“Our school curriculum has to change to reflect the SDGs so that students are carried along in the societal issues and give them the room to proffer their own solutions if we must achieve the goals,’’ he disclosed.
According to him, if this happens, te society will stop building children that are job seekers but job creators with the guide of SDGs.
“What we have today in Nigeria is a situation where we have two million graduates; two million job seekers.
“We have locked up these children for so long, we have to focus on them to make them realise that they are part of the society; that their opinion counts and they are not just at the receiving end.
“An average Nigerian school today teaches students to live for themselves not for the country.
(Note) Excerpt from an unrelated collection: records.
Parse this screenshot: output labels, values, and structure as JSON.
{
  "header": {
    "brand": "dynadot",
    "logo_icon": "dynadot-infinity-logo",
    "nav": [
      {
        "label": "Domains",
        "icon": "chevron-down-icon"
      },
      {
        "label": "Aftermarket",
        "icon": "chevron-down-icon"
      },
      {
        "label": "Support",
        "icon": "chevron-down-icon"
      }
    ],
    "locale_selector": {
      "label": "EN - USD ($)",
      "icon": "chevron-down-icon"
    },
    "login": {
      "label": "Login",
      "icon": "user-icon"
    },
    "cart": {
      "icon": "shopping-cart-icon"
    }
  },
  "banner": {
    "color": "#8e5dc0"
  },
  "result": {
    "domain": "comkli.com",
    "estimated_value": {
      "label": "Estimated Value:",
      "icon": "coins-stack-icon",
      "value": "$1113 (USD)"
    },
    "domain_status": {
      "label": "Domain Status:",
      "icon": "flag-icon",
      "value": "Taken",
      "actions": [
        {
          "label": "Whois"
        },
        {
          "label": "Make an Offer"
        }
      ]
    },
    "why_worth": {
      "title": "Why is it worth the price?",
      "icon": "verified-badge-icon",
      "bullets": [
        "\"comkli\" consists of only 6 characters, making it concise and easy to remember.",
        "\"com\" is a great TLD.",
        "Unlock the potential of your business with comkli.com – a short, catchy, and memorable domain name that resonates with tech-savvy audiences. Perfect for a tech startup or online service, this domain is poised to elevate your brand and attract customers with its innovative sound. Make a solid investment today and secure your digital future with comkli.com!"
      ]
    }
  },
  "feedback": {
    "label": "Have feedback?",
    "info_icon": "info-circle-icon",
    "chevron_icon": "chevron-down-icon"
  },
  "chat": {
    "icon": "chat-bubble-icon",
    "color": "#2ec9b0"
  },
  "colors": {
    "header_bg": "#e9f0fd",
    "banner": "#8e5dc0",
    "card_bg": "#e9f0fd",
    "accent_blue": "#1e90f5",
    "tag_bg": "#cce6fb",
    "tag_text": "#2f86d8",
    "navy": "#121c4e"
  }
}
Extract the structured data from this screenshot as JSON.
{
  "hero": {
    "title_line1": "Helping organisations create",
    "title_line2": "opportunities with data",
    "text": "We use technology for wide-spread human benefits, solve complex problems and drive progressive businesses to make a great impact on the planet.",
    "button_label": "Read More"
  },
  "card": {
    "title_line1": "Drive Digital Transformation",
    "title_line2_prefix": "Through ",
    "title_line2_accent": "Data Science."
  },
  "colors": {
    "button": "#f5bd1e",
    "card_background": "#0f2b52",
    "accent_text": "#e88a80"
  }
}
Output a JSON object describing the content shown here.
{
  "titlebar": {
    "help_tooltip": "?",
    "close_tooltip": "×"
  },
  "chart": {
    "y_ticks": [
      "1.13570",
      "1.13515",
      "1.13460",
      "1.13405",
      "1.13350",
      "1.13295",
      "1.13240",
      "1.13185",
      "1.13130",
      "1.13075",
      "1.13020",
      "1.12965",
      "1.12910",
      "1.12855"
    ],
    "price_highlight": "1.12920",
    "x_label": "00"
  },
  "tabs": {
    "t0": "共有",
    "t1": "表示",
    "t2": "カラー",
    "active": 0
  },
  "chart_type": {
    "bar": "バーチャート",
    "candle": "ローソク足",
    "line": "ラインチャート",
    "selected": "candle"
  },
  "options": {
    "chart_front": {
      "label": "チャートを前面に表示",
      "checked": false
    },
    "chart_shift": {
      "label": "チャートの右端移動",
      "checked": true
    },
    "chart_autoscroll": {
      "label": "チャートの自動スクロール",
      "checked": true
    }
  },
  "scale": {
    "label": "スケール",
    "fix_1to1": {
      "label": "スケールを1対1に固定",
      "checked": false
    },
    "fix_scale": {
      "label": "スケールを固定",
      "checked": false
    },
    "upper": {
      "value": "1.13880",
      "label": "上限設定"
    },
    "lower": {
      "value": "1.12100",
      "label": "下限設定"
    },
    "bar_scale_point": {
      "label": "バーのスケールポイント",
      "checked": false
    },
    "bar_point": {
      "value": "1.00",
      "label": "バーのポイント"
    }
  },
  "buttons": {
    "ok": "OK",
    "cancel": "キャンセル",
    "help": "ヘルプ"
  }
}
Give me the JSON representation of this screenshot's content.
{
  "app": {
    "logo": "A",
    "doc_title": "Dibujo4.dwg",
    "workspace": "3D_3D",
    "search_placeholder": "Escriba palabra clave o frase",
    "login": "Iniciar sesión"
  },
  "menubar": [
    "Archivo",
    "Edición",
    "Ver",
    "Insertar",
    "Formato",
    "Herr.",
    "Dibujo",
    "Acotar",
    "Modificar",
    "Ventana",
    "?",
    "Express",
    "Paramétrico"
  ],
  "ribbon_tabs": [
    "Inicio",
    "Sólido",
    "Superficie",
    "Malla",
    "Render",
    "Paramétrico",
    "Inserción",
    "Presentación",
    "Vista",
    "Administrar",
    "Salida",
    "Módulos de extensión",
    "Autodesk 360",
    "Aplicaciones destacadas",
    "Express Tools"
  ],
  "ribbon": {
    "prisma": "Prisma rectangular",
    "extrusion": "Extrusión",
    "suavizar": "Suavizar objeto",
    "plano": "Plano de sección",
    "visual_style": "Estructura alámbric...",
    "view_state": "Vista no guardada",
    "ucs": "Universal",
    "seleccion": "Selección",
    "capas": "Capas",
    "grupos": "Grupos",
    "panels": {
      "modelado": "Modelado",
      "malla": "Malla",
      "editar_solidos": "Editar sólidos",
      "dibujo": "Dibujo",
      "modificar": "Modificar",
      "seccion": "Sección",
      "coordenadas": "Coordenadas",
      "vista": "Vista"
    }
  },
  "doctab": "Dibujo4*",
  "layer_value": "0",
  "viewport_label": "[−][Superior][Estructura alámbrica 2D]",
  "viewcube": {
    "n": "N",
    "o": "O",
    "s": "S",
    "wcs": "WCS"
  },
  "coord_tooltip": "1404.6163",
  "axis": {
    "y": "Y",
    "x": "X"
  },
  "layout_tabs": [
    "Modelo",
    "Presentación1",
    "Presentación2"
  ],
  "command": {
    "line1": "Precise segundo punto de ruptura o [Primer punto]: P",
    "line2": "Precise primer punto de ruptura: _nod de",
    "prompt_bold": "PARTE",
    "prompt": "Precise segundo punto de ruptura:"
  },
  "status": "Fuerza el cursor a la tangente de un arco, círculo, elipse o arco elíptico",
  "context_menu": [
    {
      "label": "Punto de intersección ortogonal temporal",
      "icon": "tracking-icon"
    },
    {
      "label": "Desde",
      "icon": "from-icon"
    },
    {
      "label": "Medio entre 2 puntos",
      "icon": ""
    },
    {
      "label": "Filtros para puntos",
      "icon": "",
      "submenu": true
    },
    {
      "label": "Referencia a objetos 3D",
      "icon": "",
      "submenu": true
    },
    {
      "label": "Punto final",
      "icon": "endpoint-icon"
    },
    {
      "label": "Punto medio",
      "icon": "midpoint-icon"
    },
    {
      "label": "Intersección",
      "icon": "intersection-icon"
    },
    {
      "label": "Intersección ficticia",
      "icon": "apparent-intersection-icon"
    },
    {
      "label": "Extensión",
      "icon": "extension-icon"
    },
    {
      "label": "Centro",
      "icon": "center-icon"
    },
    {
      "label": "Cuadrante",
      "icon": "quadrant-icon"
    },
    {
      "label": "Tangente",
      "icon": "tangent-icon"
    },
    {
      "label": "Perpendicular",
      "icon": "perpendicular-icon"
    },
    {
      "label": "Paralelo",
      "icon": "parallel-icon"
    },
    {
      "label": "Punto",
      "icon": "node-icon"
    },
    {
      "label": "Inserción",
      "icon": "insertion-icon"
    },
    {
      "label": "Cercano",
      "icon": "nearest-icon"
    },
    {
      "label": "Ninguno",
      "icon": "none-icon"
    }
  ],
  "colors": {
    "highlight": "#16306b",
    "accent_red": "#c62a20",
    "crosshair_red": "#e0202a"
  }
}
“In the U.S., they will say look for what you will do for your country and not what your country will do for you,’’ Michael said.
He said that Nigeria does not have a system that builds people that leads to societal development rather many of the graduates seek for self welfare and not societal welfare.
Michael said that the content of foreign schools was founded on societal development and welfare not on personal interest.
“So, in the process of time, the people were taught how to build the society they are now living and their children.
“Nigerian students are so intelligent academically but unfortunately the focus of our education is based on self survival and sustenance.’’
Michael said that the organisation, which focuses on good governance, is aimed at harnessing the energy of young people and children in achieving the SDGs.
“We integrate them into the SDGs and not only to know about it but to be included in solving the problems.”